Construction valuation in the first three months of 2001 reached a record high of $975.2 million, up $81 million over the same period last year, which also was a record at the time.

"The strength of the construction industry is broad-based, with the residential, nonresidential and additions-alterations-repairs sectors all sailing along at record or near-record levels," bureau analysts James A. Wood and Diane S. Gillam wrote in the quarterly report.

Particularly impressive was residential construction, up 14.2 percent over the first quarter of 2000 to $535 million.

Permits for nonresidential construction didn't set records, but neither did they plummet as some industry watchers had expected. Valuations were up 1.6 percent to $309 million, the second highest first quarter ever.

The category of additions, alterations and repairs totaled $130.1 million, which was also a record.

The impressive gains in residential construction were not spread evenly across the state, however. Of Utah's 29 counties, 24 of them logged declines during the first quarter, including Weber, Tooele and Washington, which had previously shown strong growth. Of the rural counties, only Kane showed an increase, up 15 percent.

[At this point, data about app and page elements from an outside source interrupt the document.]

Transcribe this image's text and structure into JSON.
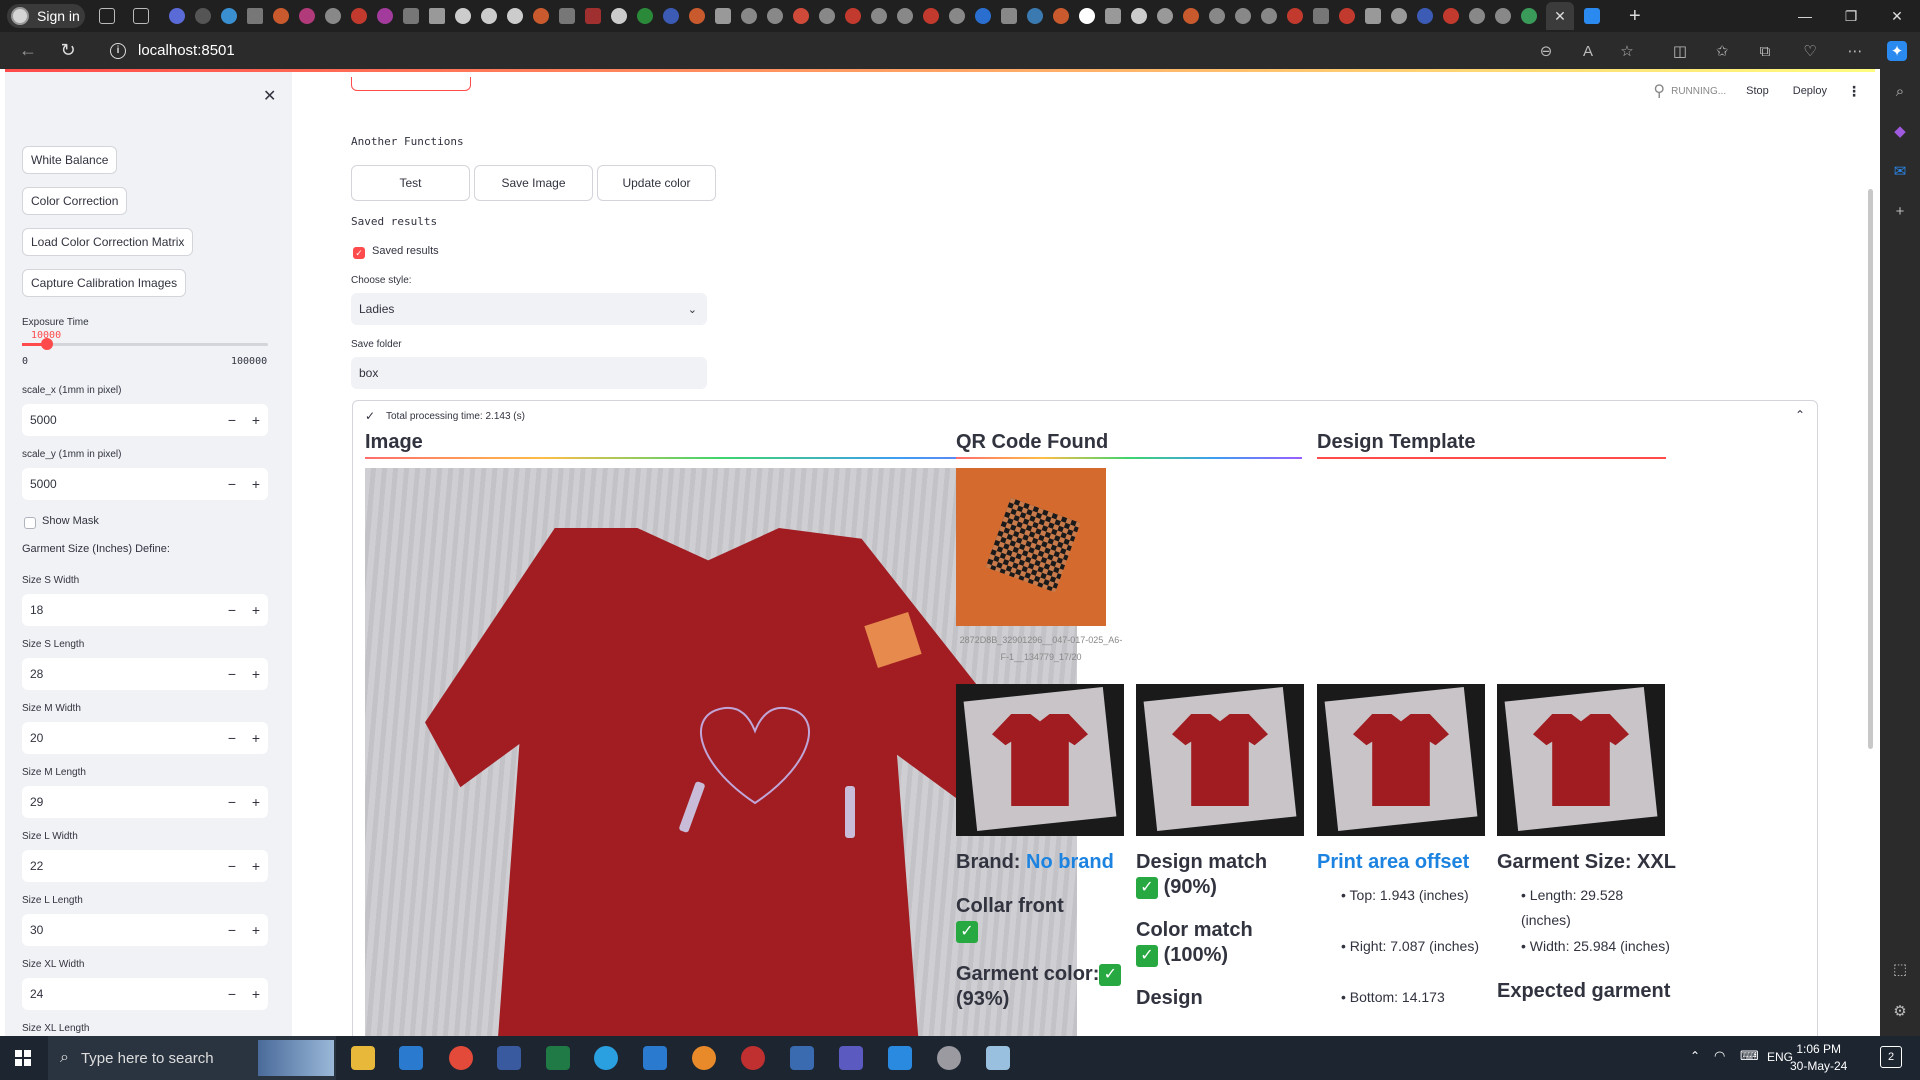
{
  "browser": {
    "signin_label": "Sign in",
    "url": "localhost:8501"
  },
  "header": {
    "running_label": "RUNNING...",
    "stop_label": "Stop",
    "deploy_label": "Deploy"
  },
  "sidebar": {
    "buttons": [
      "White Balance",
      "Color Correction",
      "Load Color Correction Matrix",
      "Capture Calibration Images"
    ],
    "exposure": {
      "label": "Exposure Time",
      "value": "10000",
      "min": "0",
      "max": "100000",
      "fraction": 0.1
    },
    "scale_x": {
      "label": "scale_x (1mm in pixel)",
      "value": "5000"
    },
    "scale_y": {
      "label": "scale_y (1mm in pixel)",
      "value": "5000"
    },
    "show_mask_label": "Show Mask",
    "garment_define_label": "Garment Size (Inches) Define:",
    "sizes": [
      {
        "label": "Size S Width",
        "value": "18"
      },
      {
        "label": "Size S Length",
        "value": "28"
      },
      {
        "label": "Size M Width",
        "value": "20"
      },
      {
        "label": "Size M Length",
        "value": "29"
      },
      {
        "label": "Size L Width",
        "value": "22"
      },
      {
        "label": "Size L Length",
        "value": "30"
      },
      {
        "label": "Size XL Width",
        "value": "24"
      },
      {
        "label": "Size XL Length",
        "value": ""
      }
    ]
  },
  "main": {
    "another_functions_label": "Another Functions",
    "buttons": [
      "Test",
      "Save Image",
      "Update color"
    ],
    "saved_results_label": "Saved results",
    "saved_results_checkbox": "Saved results",
    "choose_style_label": "Choose style:",
    "choose_style_value": "Ladies",
    "save_folder_label": "Save folder",
    "save_folder_value": "box",
    "processing_time": "Total processing time: 2.143 (s)"
  },
  "results": {
    "image_heading": "Image",
    "qr_heading": "QR Code Found",
    "qr_caption": "2872D8B_32901296__047-017-025_A6-F-1__134779_17/20",
    "design_heading": "Design Template",
    "brand_label": "Brand:",
    "brand_value": "No brand",
    "collar_label": "Collar front",
    "garment_color_label": "Garment color:",
    "garment_color_value": "(93%)",
    "design_match_label": "Design match",
    "design_match_value": "(90%)",
    "color_match_label": "Color match",
    "color_match_value": "(100%)",
    "design_label": "Design",
    "print_offset_heading": "Print area offset",
    "print_offset": [
      "Top: 1.943 (inches)",
      "Right: 7.087 (inches)",
      "Bottom: 14.173"
    ],
    "garment_size_heading": "Garment Size: XXL",
    "garment_size": [
      "Length: 29.528 (inches)",
      "Width: 25.984 (inches)"
    ],
    "expected_label": "Expected garment"
  },
  "taskbar": {
    "search_placeholder": "Type here to search",
    "language": "ENG",
    "time": "1:06 PM",
    "date": "30-May-24",
    "notifications": "2"
  }
}
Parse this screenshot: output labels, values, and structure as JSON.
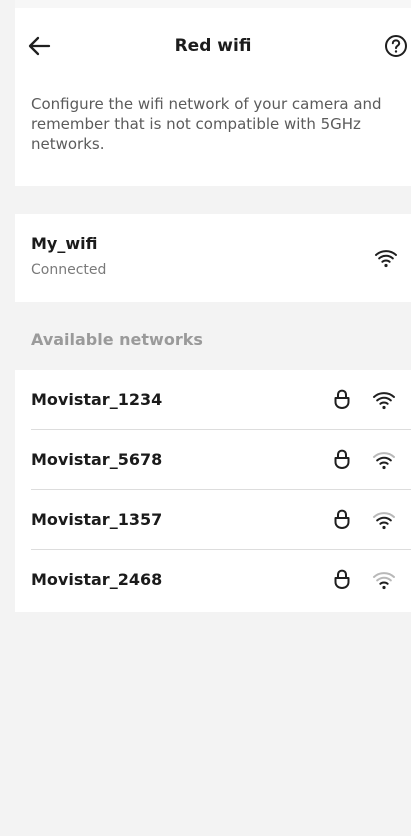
{
  "header": {
    "title": "Red wifi",
    "back_icon": "arrow-left-icon",
    "help_icon": "help-circle-icon"
  },
  "description": "Configure the wifi network of your camera and remember that is not compatible with 5GHz networks.",
  "current_network": {
    "name": "My_wifi",
    "status": "Connected",
    "icon": "wifi-icon"
  },
  "available": {
    "title": "Available networks",
    "networks": [
      {
        "name": "Movistar_1234",
        "locked": true,
        "signal_bars": 3
      },
      {
        "name": "Movistar_5678",
        "locked": true,
        "signal_bars": 2
      },
      {
        "name": "Movistar_1357",
        "locked": true,
        "signal_bars": 2
      },
      {
        "name": "Movistar_2468",
        "locked": true,
        "signal_bars": 1
      }
    ]
  },
  "colors": {
    "background": "#f3f3f3",
    "panel": "#ffffff",
    "text": "#1f1f1f",
    "muted": "#7a7a7a",
    "section_title": "#9a9a9a",
    "divider": "#dddddd",
    "wifi_strong": "#1f1f1f",
    "wifi_weak": "#b8b8b8"
  }
}
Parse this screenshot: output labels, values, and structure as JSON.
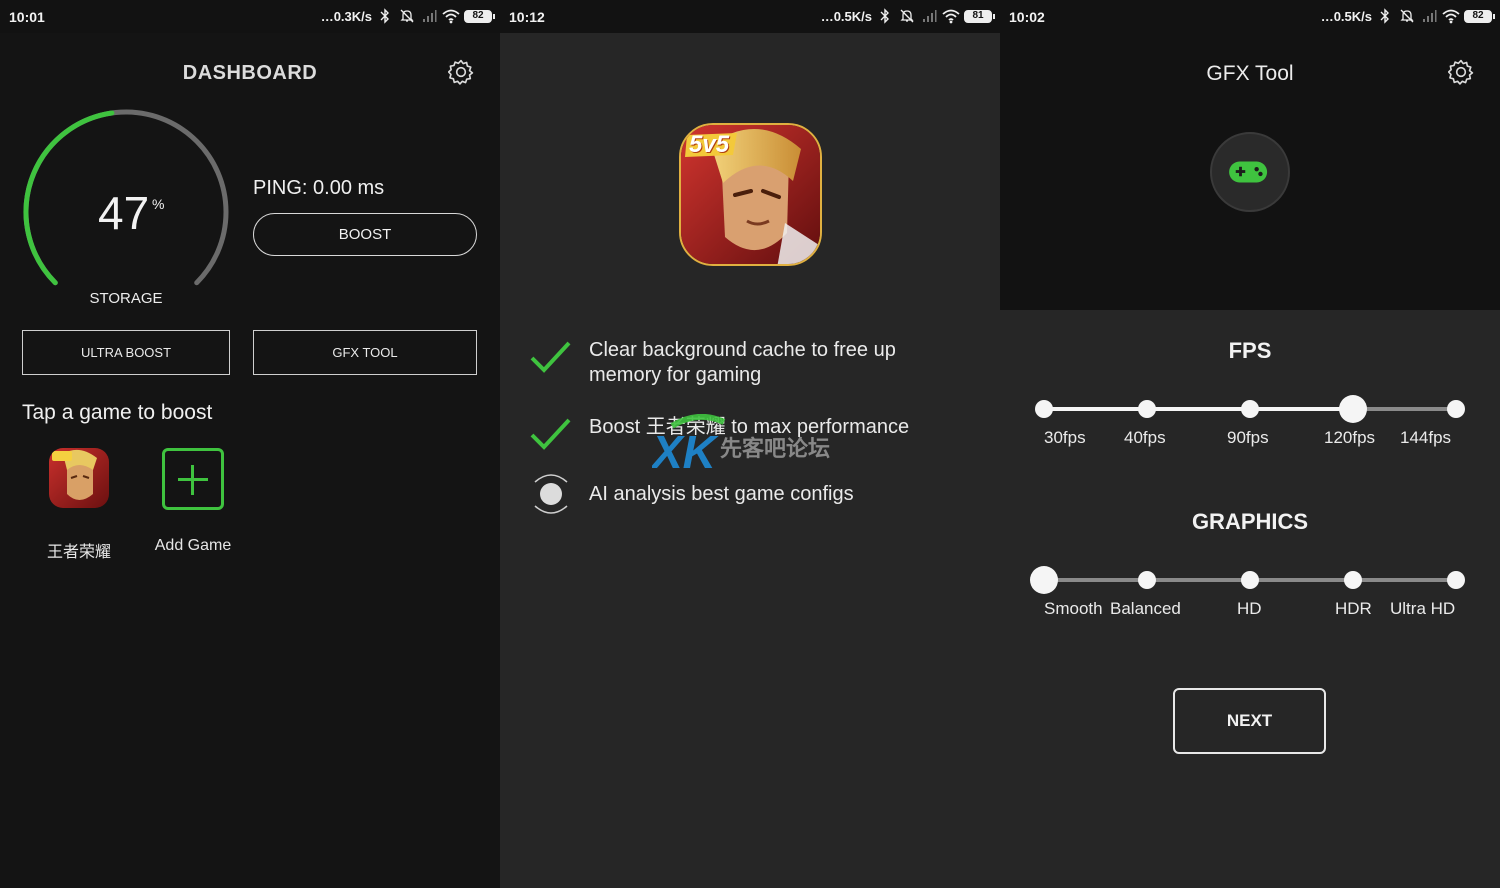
{
  "colors": {
    "accent": "#3fc33f",
    "panel_dark": "#141414",
    "panel_gray": "#262626"
  },
  "screens": [
    {
      "status": {
        "time": "10:01",
        "net": "0.3K/s",
        "battery": "82"
      },
      "title": "DASHBOARD",
      "storage": {
        "value": "47",
        "unit": "%",
        "label": "STORAGE",
        "fraction": 0.47
      },
      "ping": "PING: 0.00 ms",
      "boost_label": "BOOST",
      "ultra_boost_label": "ULTRA BOOST",
      "gfx_tool_label": "GFX TOOL",
      "tap_title": "Tap a game to boost",
      "games": [
        {
          "label": "王者荣耀",
          "icon": "game-icon-5v5"
        },
        {
          "label": "Add Game",
          "icon": "plus-icon"
        }
      ]
    },
    {
      "status": {
        "time": "10:12",
        "net": "0.5K/s",
        "battery": "81"
      },
      "icon_badge": "5v5",
      "steps": [
        {
          "text": "Clear background cache to free up memory for gaming",
          "state": "done"
        },
        {
          "text": "Boost 王者荣耀 to max performance",
          "state": "done"
        },
        {
          "text": "AI analysis best game configs",
          "state": "in-progress"
        }
      ],
      "watermark": {
        "mark": "XK",
        "text": "先客吧论坛"
      }
    },
    {
      "status": {
        "time": "10:02",
        "net": "0.5K/s",
        "battery": "82"
      },
      "title": "GFX Tool",
      "fps": {
        "title": "FPS",
        "options": [
          "30fps",
          "40fps",
          "90fps",
          "120fps",
          "144fps"
        ],
        "selected_index": 3
      },
      "graphics": {
        "title": "GRAPHICS",
        "options": [
          "Smooth",
          "Balanced",
          "HD",
          "HDR",
          "Ultra HD"
        ],
        "selected_index": 0
      },
      "next_label": "NEXT"
    }
  ]
}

But the Wasatch Front counties of Davis, Salt Lake and Utah more than made up the difference, as Davis logged a 36.9 percent increase to 557 units, and Utah County saw a 26.2 percent jump to 1,088 units, both largely due to single-family home construction.

Conversely, Salt Lake County's 42.9 percent increase to 1,415 units was primarily due to 587 new units of multifamily construction, compared to 122 a year earlier.

E-MAIL: max@desnews.com